And when that Kingdom comes, I’ll find the mother I lost, and see her radiant smile once again. Thank you, Mom, for all you gave. I love you more than ever.



A Funny Thing Happened On the Ride Home

It’s one of the funniest things that has happened to me recently. Saturday morning I was biking with my friend John on a ninety-minute route. The end of our ride together was marked by a steep hill followed by a road juncture; here we would part ways and each head home. John was behind me as I began climbing the hill, but suddenly he passed me on the way up.

Then something really strange happened: instead of going straight at the juncture to head to his house, he turned right as if he were going to mine. I turned right also and saw him flying down the road, already way ahead of me. I knew John well enough to know that he liked to surprise me, taking off at unexpected moments for a race. I figured this was one of them, so I took off myself, pushing as hard as I could.

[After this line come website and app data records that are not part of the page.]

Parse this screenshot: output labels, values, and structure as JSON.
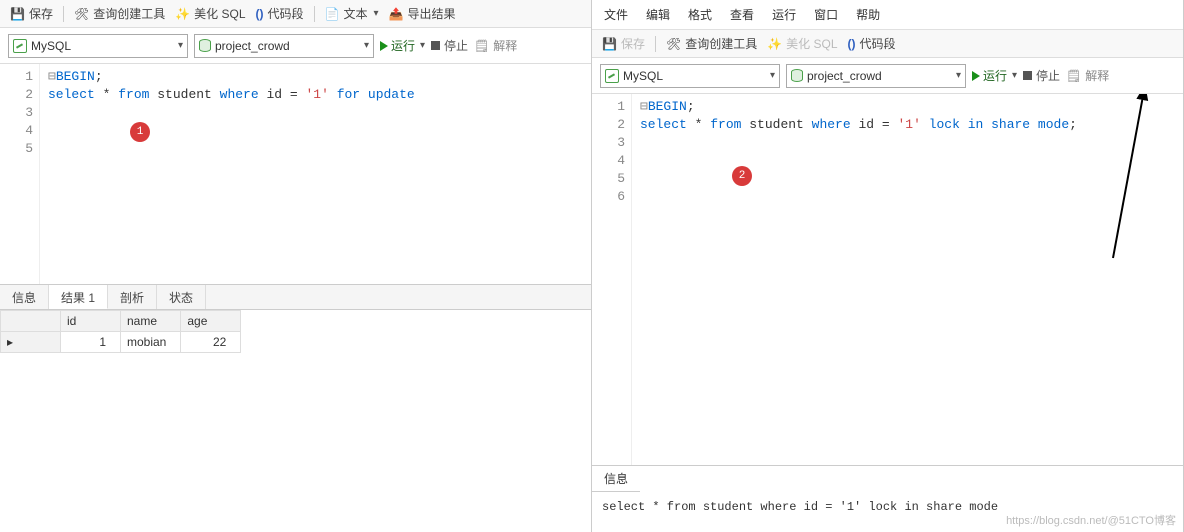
{
  "left": {
    "toolbarA": {
      "save": "保存",
      "queryBuilder": "查询创建工具",
      "beautify": "美化 SQL",
      "snippet": "代码段",
      "text": "文本",
      "export": "导出结果"
    },
    "toolbarB": {
      "connection": "MySQL",
      "database": "project_crowd",
      "run": "运行",
      "stop": "停止",
      "explain": "解释"
    },
    "code": {
      "lines": [
        "1",
        "2",
        "3",
        "4",
        "5"
      ],
      "l1_begin": "BEGIN",
      "l1_semi": ";",
      "l2_select": "select",
      "l2_star": " * ",
      "l2_from": "from",
      "l2_student": " student ",
      "l2_where": "where",
      "l2_id_eq": " id = ",
      "l2_val": "'1'",
      "l2_for": " for ",
      "l2_update": "update"
    },
    "badge": "1",
    "tabs": {
      "info": "信息",
      "result1": "结果 1",
      "profile": "剖析",
      "status": "状态"
    },
    "table": {
      "headers": {
        "id": "id",
        "name": "name",
        "age": "age"
      },
      "rows": [
        {
          "id": "1",
          "name": "mobian",
          "age": "22"
        }
      ]
    }
  },
  "right": {
    "menu": {
      "file": "文件",
      "edit": "编辑",
      "format": "格式",
      "view": "查看",
      "run": "运行",
      "window": "窗口",
      "help": "帮助"
    },
    "toolbarA": {
      "save": "保存",
      "queryBuilder": "查询创建工具",
      "beautify": "美化 SQL",
      "snippet": "代码段"
    },
    "toolbarB": {
      "connection": "MySQL",
      "database": "project_crowd",
      "run": "运行",
      "stop": "停止",
      "explain": "解释"
    },
    "code": {
      "lines": [
        "1",
        "2",
        "3",
        "4",
        "5",
        "6"
      ],
      "l1_begin": "BEGIN",
      "l1_semi": ";",
      "l2_select": "select",
      "l2_star": " * ",
      "l2_from": "from",
      "l2_student": " student ",
      "l2_where": "where",
      "l2_id_eq": " id = ",
      "l2_val": "'1'",
      "l2_lock": " lock in share mode",
      "l2_semi": ";"
    },
    "badge": "2",
    "infoTab": "信息",
    "infoBody": "select * from student where id = '1' lock in share mode"
  },
  "watermark": "https://blog.csdn.net/@51CTO博客"
}
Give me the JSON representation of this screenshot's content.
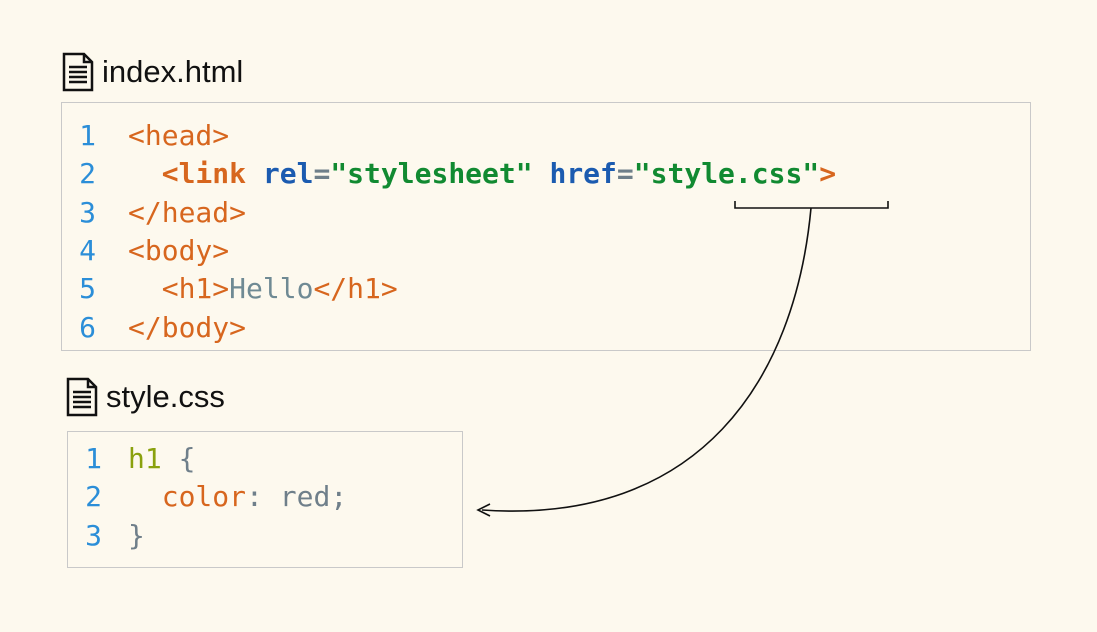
{
  "files": [
    {
      "name": "index.html",
      "lines": [
        {
          "num": "1",
          "indent": "",
          "tokens": [
            {
              "t": "<head>",
              "k": "tag"
            }
          ]
        },
        {
          "num": "2",
          "indent": "  ",
          "tokens": [
            {
              "t": "<link",
              "k": "tagb"
            },
            {
              "t": " ",
              "k": "sp"
            },
            {
              "t": "rel",
              "k": "attr"
            },
            {
              "t": "=",
              "k": "eq"
            },
            {
              "t": "\"stylesheet\"",
              "k": "val"
            },
            {
              "t": " ",
              "k": "sp"
            },
            {
              "t": "href",
              "k": "attr"
            },
            {
              "t": "=",
              "k": "eq"
            },
            {
              "t": "\"style.css\"",
              "k": "val"
            },
            {
              "t": ">",
              "k": "tagb"
            }
          ]
        },
        {
          "num": "3",
          "indent": "",
          "tokens": [
            {
              "t": "</head>",
              "k": "tag"
            }
          ]
        },
        {
          "num": "4",
          "indent": "",
          "tokens": [
            {
              "t": "<body>",
              "k": "tag"
            }
          ]
        },
        {
          "num": "5",
          "indent": "  ",
          "tokens": [
            {
              "t": "<h1>",
              "k": "tag"
            },
            {
              "t": "Hello",
              "k": "txt"
            },
            {
              "t": "</h1>",
              "k": "tag"
            }
          ]
        },
        {
          "num": "6",
          "indent": "",
          "tokens": [
            {
              "t": "</body>",
              "k": "tag"
            }
          ]
        }
      ]
    },
    {
      "name": "style.css",
      "lines": [
        {
          "num": "1",
          "indent": "",
          "tokens": [
            {
              "t": "h1",
              "k": "sel"
            },
            {
              "t": " {",
              "k": "punc"
            }
          ]
        },
        {
          "num": "2",
          "indent": "  ",
          "tokens": [
            {
              "t": "color",
              "k": "prop"
            },
            {
              "t": ": ",
              "k": "punc"
            },
            {
              "t": "red",
              "k": "cval"
            },
            {
              "t": ";",
              "k": "punc"
            }
          ]
        },
        {
          "num": "3",
          "indent": "",
          "tokens": [
            {
              "t": "}",
              "k": "punc"
            }
          ]
        }
      ]
    }
  ],
  "icons": {
    "file": "document-icon"
  }
}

But after repeated attempts to catch him, he seemed to pull further and further away. I couldn’t believe how fast he was going nor the leg strength he had left. The race came to an end as we neared my house, and he turned back to meet me, I assume to say something triumphant. I hollered at him from a distance but got no response. As he approached, I realized why.

This wasn’t John! He had only looked like John, wearing a jersey of the same color. I had been chasing an unknown rider for two miles, leaving the real John in the dust without even a good-bye! After recovering my breath, I called him, and we laughed long and hard about the mistaken identity.

My misinterpretation of things here was just funny, but it reminded me of how I have misinterpreted things at so many life junctures, with anything but funny results. Trying to figure out life on my own, with no mentor in my early years, only added to the confusion. These misinterpretations ultimately became formatted as destructive lies about myself, others, and God, disintegrating me as a man. I became split between my outer mask and inner self, between my head and my heart. It’s a divide that nearly destroyed me.

But not quite.

Over the past two decades, Jesus has taken me on a  journey of becoming slowly undivided, whole and holy. It has transformed everything in my life, and now I just want to help others along the same path. That’s the reason I wrote the book Divided.

For a sampling of it, here are links to the audiotape of Chapter 1, “The Divide Opens.” Here I recount some of those early lies I believed.

Chap. 1a: Click here.

Chap. 1b: Click here.

I hope you find it helpful in your own journey.